Dilan lives on the plains of Nueva Tilata, home to approximately 8,000 residents. Typical houses are constructed of cement floors, mud walls and corrugated iron roofs. The regional diet consists of maize, bananas, bread, beef, plantains, rice, potatoes and eggs.
Common health problems in this area include diarrhea, malnutrition, the flu, skin diseases and dental cavities. Most adults in Nueva Tilata work as street vendors and earn the equivalent of $72 per month. This community needs employment opportunities, food, improved housing and tuition asisstance.
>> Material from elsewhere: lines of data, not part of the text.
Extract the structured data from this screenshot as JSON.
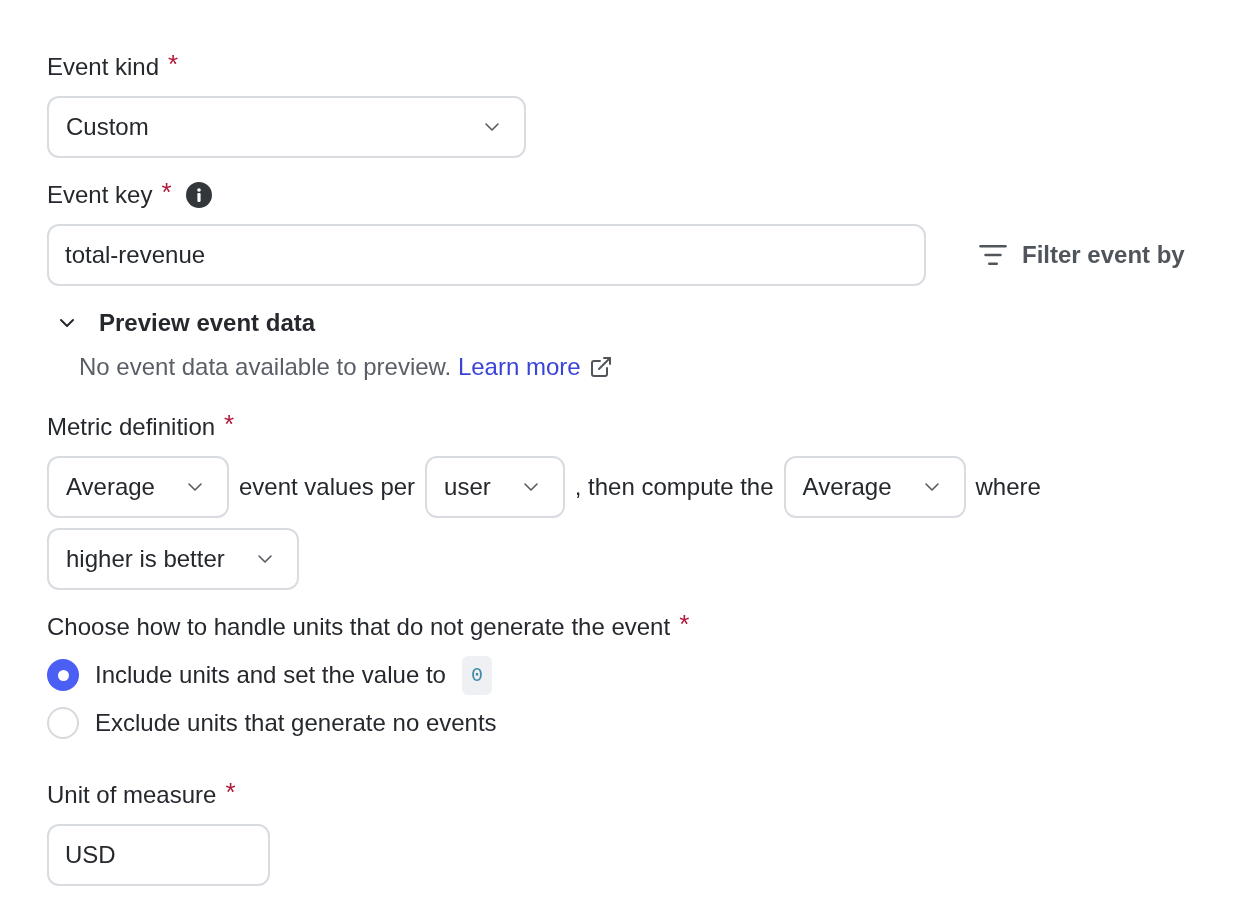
{
  "event_kind": {
    "label": "Event kind",
    "required_mark": "*",
    "value": "Custom"
  },
  "event_key": {
    "label": "Event key",
    "required_mark": "*",
    "value": "total-revenue",
    "filter_button": "Filter event by"
  },
  "preview": {
    "title": "Preview event data",
    "expanded": true,
    "message": "No event data available to preview.",
    "link": "Learn more"
  },
  "metric_definition": {
    "label": "Metric definition",
    "required_mark": "*",
    "parts": [
      {
        "kind": "select",
        "value": "Average"
      },
      {
        "kind": "text",
        "text": "event values per"
      },
      {
        "kind": "select",
        "value": "user"
      },
      {
        "kind": "text",
        "text": ", then compute the"
      },
      {
        "kind": "select",
        "value": "Average"
      },
      {
        "kind": "text",
        "text": "where"
      },
      {
        "kind": "select",
        "value": "higher is better"
      }
    ]
  },
  "missing_events": {
    "label": "Choose how to handle units that do not generate the event",
    "required_mark": "*",
    "options": [
      {
        "label": "Include units and set the value to",
        "code": "0",
        "selected": true
      },
      {
        "label": "Exclude units that generate no events",
        "selected": false
      }
    ]
  },
  "unit_of_measure": {
    "label": "Unit of measure",
    "required_mark": "*",
    "value": "USD"
  }
}
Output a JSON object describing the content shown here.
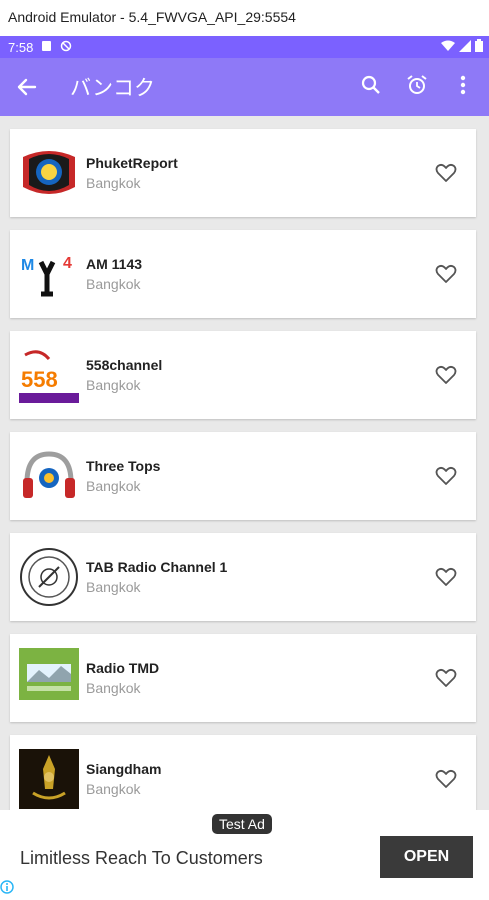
{
  "window": {
    "title": "Android Emulator - 5.4_FWVGA_API_29:5554"
  },
  "status_bar": {
    "time": "7:58"
  },
  "app_bar": {
    "title": "バンコク"
  },
  "colors": {
    "status_bar": "#7b61ff",
    "app_bar": "#8e79f7",
    "list_bg": "#e9e9e9",
    "open_button": "#3a3a3a"
  },
  "stations": [
    {
      "name": "PhuketReport",
      "location": "Bangkok",
      "logo": "police-badge-logo"
    },
    {
      "name": "AM 1143",
      "location": "Bangkok",
      "logo": "am1143-logo"
    },
    {
      "name": "558channel",
      "location": "Bangkok",
      "logo": "558-banner-logo"
    },
    {
      "name": "Three Tops",
      "location": "Bangkok",
      "logo": "headphones-logo"
    },
    {
      "name": "TAB Radio Channel 1",
      "location": "Bangkok",
      "logo": "round-stamp-logo"
    },
    {
      "name": "Radio TMD",
      "location": "Bangkok",
      "logo": "weather-radio-logo"
    },
    {
      "name": "Siangdham",
      "location": "Bangkok",
      "logo": "emblem-logo"
    }
  ],
  "ad": {
    "tag": "Test Ad",
    "headline": "Limitless Reach To Customers",
    "cta": "OPEN"
  }
}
Your sponsorship allows the staff of El Getsemani Student Center to provide Dilan with Bible teaching, supplementary food, hygiene education, games and academic support. The center staff will also provide social activities and parenting workshops for the parents or guardians of Dilan.
Bolivia is comprised of four geographic regions: the central plateau in the Andes Mountains, the Lake Titicaca region, the central region's semitropical rain forests and the hot, humid lowlands of the east. Landlocked, Bolivia borders Chile, Peru, Argentina, Paraguay and Brazil.
Bolivia has the largest natural gas reserve in South America. Still, it remains the least developed country on the continent. Half the population is made up of indigenous groups who speak Aymara and Quechua and are who are mired in poverty. Compassion works mainly among the indigenous highlanders who make beautiful hand-woven textiles from the wool of alpacas and llamas, animals that also provide milk, meat and transport. Corn and potatoes are staples of the indigenous diet. Virtually all Bolivians are Catholic.
Once known as the cradle of the Inca Empire, Bolivia came under Spanish rule in 1535. Bolivia won independence in 1825. Until the end of the nineteenth century, there were many coups and short-lived constitutions. The period from 1952 to 1964 was marked by significant economic and social reforms and a new constitution was adopted in 1967; however, civil unrest continues to dominate Bolivia's politics. Bolivia is a divided country. Its indigenous people are locked in a battle with its industry and political leaders to gain more economic independence.
Map of Bolivia
Child's Location: Southeast of La Paz